**How to complete this task**
Report, from the records below, every line where the word "content" appears.

**Exercise data**

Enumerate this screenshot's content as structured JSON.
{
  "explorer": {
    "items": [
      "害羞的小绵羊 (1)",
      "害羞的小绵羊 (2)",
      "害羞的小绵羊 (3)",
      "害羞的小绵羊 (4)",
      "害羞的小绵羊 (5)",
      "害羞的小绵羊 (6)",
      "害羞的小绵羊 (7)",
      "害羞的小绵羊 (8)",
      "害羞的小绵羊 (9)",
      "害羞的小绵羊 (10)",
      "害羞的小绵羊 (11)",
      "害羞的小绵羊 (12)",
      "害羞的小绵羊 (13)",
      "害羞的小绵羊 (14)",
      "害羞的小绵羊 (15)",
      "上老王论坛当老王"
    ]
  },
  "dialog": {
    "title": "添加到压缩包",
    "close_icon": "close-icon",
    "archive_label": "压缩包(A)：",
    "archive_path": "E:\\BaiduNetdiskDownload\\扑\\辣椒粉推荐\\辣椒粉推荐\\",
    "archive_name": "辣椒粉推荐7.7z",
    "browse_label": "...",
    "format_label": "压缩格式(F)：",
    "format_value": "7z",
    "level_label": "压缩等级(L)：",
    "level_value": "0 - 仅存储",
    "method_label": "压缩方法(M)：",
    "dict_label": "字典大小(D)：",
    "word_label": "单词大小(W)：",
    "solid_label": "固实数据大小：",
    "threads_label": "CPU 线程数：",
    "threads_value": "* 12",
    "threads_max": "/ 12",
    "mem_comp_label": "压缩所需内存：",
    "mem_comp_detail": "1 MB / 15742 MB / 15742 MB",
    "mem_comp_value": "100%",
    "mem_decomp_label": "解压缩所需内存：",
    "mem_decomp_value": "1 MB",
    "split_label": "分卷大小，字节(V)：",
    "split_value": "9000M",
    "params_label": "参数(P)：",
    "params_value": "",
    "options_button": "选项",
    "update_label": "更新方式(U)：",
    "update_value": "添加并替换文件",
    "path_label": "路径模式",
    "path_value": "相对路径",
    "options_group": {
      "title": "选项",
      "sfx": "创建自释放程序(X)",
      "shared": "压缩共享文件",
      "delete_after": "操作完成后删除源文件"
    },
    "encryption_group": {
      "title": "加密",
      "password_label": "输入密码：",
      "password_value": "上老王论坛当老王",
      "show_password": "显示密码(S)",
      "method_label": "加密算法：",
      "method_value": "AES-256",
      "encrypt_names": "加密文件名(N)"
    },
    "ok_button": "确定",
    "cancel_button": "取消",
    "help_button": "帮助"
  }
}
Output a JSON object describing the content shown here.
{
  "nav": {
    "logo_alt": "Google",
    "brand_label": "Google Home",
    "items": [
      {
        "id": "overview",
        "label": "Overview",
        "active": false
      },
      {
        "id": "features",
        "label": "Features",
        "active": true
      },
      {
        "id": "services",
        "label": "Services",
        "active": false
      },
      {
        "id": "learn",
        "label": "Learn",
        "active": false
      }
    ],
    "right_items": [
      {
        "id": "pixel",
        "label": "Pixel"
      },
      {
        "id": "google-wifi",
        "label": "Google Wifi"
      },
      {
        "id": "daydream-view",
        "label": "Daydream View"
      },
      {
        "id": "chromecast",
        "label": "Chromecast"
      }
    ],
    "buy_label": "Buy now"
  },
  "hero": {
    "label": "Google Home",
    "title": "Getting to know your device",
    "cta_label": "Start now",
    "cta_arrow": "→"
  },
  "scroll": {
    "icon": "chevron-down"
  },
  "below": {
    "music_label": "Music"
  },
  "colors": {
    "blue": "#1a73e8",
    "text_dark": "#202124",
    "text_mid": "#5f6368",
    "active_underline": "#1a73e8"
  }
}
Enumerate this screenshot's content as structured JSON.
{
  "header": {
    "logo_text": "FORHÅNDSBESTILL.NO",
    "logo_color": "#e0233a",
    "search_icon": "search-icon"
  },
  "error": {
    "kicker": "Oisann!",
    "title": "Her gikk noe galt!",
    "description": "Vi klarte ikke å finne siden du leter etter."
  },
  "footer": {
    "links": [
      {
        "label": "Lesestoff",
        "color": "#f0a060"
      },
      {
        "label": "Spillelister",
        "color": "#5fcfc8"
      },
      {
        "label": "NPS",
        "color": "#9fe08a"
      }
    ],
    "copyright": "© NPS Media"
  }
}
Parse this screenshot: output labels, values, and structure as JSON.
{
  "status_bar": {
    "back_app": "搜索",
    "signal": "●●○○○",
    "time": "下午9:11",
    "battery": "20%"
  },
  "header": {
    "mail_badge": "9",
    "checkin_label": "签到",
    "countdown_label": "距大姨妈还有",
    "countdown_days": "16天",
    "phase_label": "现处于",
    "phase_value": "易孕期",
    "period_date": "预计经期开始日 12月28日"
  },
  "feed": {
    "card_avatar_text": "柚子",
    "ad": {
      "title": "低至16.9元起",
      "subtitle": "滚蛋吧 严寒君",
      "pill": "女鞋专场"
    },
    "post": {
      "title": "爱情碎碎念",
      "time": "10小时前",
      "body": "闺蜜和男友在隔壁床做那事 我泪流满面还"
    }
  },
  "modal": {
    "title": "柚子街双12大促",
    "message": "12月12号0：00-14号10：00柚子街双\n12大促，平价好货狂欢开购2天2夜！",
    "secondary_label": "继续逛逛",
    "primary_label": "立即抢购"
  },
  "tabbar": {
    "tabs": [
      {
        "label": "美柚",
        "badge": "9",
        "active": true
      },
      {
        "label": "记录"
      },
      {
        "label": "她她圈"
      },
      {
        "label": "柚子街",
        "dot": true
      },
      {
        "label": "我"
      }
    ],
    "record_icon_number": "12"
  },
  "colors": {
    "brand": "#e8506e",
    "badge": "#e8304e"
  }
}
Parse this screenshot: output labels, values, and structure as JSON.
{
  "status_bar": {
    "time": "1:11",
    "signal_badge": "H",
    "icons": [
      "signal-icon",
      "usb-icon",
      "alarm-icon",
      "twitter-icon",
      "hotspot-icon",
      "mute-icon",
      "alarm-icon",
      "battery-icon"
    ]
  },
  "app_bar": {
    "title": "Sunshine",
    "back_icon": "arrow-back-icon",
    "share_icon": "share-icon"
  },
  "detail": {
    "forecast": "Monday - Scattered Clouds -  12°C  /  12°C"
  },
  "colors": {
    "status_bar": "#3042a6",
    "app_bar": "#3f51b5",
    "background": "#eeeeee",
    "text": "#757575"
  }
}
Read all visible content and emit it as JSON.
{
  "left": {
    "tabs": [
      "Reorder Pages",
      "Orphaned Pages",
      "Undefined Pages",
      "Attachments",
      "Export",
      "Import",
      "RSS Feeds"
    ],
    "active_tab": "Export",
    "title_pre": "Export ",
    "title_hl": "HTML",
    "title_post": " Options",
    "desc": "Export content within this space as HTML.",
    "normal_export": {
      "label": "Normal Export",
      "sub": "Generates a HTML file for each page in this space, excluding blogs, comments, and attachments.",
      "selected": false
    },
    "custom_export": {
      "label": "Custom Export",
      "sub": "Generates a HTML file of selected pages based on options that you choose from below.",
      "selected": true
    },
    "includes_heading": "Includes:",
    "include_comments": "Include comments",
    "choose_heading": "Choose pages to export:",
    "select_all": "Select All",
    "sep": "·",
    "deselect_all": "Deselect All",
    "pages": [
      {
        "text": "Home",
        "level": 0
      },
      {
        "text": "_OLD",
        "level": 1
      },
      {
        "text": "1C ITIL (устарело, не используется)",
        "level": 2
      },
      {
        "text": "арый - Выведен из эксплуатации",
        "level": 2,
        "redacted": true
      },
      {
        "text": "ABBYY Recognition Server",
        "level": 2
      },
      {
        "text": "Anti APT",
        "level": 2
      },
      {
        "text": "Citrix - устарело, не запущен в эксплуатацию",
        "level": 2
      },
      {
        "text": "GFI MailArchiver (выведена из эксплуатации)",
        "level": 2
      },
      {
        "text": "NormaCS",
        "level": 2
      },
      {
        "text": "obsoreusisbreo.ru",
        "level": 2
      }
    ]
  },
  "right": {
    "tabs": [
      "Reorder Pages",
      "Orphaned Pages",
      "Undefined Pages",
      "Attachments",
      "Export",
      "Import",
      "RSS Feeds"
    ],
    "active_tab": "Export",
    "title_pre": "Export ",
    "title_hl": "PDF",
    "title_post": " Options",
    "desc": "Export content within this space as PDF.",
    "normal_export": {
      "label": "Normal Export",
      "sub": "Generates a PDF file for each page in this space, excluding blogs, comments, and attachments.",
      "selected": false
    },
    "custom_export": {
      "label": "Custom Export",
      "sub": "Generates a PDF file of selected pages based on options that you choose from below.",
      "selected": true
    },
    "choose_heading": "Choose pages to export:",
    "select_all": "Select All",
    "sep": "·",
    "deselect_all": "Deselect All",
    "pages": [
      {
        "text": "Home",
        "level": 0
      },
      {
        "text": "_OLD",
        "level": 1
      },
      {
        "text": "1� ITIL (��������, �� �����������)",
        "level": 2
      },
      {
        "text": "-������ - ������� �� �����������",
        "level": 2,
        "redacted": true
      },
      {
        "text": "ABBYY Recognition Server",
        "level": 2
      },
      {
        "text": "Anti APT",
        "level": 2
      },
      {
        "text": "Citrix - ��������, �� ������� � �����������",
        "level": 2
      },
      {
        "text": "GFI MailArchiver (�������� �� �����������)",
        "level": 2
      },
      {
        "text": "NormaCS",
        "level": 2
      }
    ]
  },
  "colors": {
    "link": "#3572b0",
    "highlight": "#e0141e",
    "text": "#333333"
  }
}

**Task solution**
Enumerate this screenshot's content as structured JSON.
Output a JSON object describing the content shown here.
Enumerate this screenshot's content as structured JSON.
Read all visible content and emit it as JSON.
    "desc": "Export content within this space as HTML.",
    "desc": "Export content within this space as PDF.",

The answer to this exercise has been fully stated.